Nitrogen: Key To Healthy Plant Growth
The first number is for the amount of Nitrogen, which is the basic building block of plant proteins and a major ingredient of chlorophyll which, through photo synthesis, produces food for plants and makes them green. Too much nitrogen fertilizer can result in weak, leggy plants with few flowers and fruit but lots of lush, tender foliage, which makes them susceptible to pests and diseases. That’s why it is especially important to apply nitrogen fertilizers according to the rates on the package.
- stimulates early plant and root growth
- improves a plant’s ability to absorb water and other nutrients
- stimulates blooming and the development of fruits and seeds
- strengthens plants against environmental stresses.
Most annual plants and many vegetables require more phosphorus, particularly in the beginning of their growing season. Older, more established plants need less phosphorus. Several good “bloom fertilizers”are formulated with extra high levels of phosphorus.
Potassium: The Immune System Regulator
The third number is for Potassium (K) which is often called the “regulator,” because it is involved with more than 60 different plant enzymes that control all aspects of plant growth. Potassium:
- helps slow down plant diseases
- helps plants build the cellulose (plant fibers) needed for stalk and stem strength
- aids in photosynthesis
- increases root growth
- increases the size and quality of flowers, fruits, grains, and vegetable
- improves drought resistance by reducing water loss from leaves.
New Mexico soils are naturally high in potassium so plants grown in the ground here rarely need additional potassium. However, plants grown in containers filled with potting soil need potassium (as well as nitrogen and phosphorus), because it is not naturally present in commercial potting mixes.

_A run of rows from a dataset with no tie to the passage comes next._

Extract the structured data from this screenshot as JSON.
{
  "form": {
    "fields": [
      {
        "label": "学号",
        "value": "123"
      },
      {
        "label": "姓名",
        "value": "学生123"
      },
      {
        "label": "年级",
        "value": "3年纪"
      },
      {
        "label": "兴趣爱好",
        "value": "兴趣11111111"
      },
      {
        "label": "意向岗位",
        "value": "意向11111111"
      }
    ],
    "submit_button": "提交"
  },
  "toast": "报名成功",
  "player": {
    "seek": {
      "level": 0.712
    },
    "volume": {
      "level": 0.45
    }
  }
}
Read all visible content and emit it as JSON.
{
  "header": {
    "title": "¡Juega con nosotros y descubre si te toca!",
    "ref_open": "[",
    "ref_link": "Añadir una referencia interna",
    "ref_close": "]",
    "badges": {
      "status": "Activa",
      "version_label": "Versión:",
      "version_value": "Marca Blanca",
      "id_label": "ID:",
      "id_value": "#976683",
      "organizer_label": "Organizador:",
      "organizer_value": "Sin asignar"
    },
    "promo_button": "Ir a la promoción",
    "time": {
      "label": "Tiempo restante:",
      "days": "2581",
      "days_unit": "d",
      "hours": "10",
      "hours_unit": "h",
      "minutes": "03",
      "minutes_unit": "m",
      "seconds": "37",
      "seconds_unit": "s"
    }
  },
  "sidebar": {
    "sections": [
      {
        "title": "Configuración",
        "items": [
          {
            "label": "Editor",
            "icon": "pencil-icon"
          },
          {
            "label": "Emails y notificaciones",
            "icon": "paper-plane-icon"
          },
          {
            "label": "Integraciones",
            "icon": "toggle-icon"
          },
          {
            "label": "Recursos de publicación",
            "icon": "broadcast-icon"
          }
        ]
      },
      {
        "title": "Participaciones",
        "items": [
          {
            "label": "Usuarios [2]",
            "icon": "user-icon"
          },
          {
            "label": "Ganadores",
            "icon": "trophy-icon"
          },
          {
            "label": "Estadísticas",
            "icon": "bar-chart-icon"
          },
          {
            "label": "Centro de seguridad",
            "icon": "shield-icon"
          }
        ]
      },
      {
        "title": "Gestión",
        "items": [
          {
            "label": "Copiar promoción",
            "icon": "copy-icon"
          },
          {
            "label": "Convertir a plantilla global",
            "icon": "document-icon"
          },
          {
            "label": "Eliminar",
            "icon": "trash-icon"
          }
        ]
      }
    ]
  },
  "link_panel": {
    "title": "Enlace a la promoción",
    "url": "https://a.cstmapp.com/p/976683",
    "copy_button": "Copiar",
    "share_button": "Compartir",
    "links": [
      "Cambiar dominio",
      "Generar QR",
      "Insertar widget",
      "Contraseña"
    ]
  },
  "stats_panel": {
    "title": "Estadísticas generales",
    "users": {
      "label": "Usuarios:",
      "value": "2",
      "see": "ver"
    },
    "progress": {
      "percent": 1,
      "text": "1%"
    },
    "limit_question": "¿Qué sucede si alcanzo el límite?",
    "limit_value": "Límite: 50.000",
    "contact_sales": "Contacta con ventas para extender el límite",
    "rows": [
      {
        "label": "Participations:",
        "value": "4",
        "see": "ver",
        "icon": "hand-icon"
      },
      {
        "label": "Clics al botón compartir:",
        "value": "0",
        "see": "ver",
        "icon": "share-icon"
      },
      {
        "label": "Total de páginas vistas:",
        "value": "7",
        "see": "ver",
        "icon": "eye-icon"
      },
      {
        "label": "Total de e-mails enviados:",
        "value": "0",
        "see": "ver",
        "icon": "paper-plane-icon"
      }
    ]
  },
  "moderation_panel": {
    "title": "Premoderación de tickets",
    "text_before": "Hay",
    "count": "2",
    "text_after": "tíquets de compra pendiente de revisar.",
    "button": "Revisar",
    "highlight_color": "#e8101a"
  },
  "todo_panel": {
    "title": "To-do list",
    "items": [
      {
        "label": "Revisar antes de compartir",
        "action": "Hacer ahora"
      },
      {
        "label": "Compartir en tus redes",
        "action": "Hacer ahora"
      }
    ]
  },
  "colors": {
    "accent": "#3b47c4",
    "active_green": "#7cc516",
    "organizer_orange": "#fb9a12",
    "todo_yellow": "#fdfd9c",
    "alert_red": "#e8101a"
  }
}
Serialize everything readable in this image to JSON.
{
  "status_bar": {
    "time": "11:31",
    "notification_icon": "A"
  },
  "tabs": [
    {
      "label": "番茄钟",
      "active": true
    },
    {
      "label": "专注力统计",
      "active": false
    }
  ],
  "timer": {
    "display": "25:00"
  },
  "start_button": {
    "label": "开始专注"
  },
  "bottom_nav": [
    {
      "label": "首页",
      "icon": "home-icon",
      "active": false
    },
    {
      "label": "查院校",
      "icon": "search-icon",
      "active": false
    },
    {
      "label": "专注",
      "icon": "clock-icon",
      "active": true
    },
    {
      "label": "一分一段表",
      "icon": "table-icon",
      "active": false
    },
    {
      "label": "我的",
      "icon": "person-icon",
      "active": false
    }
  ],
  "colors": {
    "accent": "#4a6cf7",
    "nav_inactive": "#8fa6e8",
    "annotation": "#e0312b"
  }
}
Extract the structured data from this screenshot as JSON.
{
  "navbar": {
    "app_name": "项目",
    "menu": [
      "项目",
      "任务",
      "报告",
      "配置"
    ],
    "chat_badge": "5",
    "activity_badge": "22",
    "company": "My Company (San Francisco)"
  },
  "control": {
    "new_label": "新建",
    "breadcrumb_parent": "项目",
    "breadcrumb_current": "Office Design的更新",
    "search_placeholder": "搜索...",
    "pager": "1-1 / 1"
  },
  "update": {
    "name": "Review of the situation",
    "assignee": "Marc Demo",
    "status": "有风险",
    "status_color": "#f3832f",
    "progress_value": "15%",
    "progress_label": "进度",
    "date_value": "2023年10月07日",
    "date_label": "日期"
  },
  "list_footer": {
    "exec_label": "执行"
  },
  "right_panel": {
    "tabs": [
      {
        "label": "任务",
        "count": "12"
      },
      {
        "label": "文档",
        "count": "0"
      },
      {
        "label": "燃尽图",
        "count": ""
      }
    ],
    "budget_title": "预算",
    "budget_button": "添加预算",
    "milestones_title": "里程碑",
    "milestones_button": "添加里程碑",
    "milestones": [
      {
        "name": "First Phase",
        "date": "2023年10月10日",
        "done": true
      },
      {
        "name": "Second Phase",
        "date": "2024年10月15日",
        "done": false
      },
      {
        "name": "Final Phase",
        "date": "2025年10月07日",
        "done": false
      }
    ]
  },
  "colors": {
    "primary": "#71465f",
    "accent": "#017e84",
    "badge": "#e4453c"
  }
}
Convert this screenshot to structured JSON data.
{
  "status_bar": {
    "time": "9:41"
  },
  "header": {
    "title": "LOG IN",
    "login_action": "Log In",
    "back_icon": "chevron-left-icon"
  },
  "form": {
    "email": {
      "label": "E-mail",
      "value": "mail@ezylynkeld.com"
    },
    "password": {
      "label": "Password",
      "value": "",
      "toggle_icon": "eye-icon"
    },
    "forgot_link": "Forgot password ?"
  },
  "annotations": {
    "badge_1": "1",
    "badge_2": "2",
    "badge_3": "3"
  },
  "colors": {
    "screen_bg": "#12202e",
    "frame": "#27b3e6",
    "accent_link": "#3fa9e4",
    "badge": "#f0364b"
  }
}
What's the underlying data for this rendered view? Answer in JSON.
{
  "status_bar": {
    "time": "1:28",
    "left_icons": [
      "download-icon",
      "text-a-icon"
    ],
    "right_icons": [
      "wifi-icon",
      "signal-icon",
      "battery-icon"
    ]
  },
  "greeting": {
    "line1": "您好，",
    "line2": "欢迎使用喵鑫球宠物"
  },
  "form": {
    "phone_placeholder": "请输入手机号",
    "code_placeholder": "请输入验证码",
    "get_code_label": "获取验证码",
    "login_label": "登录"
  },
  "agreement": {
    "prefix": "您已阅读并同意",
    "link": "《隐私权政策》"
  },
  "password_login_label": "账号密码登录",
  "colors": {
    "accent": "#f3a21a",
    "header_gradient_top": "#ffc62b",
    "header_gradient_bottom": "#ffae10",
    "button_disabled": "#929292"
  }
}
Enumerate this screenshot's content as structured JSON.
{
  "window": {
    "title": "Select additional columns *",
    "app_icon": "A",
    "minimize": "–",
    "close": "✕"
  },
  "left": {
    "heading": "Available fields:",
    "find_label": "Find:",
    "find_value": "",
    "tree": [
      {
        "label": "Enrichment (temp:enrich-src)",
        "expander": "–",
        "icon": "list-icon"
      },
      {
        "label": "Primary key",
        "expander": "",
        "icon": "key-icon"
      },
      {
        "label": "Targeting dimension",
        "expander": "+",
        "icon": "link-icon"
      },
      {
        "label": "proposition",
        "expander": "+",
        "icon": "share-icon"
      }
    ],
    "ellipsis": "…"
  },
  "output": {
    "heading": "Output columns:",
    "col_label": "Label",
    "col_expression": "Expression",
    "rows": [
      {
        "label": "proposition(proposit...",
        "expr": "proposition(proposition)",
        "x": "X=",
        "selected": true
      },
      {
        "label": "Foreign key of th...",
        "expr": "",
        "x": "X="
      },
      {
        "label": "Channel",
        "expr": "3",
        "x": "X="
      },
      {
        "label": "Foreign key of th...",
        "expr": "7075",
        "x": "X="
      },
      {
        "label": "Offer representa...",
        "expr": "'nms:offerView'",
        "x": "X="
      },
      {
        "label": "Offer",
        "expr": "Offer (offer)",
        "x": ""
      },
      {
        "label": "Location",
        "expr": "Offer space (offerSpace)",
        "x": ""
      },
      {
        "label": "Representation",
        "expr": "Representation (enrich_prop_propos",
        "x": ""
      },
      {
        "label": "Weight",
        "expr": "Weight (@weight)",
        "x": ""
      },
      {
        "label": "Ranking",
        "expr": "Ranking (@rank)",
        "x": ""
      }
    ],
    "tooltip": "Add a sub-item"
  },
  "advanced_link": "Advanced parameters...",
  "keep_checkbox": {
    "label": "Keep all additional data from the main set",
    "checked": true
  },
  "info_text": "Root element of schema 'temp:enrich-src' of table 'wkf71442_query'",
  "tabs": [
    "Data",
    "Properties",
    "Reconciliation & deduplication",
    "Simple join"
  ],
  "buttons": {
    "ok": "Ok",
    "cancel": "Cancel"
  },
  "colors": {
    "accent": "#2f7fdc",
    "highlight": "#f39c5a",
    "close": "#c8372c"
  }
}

Plants Also Need Micronutrients N-P-K are not the only nutrients plants need for optimum growth and health. Iron, zinc, copper, magnesium, manganese and many others are needed in small, but essential, quantities. They are called trace minerals or micronutrients, and without them plants can develop trace-mineral-deficiency diseases. Check fertilizer labels for the presence of micronutrients (the best brands will contain them).
A Word About Iron
Southwestern soils are typically highly alkaline, with a pH greater than 8.0. For high-alkaline soils we recommend annual applications of sulphur which naturally reduces the pH and releases micronutrients that are present in the soil but are bound up. Low levels of iron are indicated when plants develop chlorosis which shows up in plants as yellowed leaves with green veins. Iron sulphate is the most popular iron supplement because it contains iron in a form plants can readily absorb. But be sure to follow label directions exactly. Too much iron sulphate can burn a plant’s roots.
Come in to either Payne’s Nurseries Garden Centers for expert advice on which fertilizer is right for your plants needs.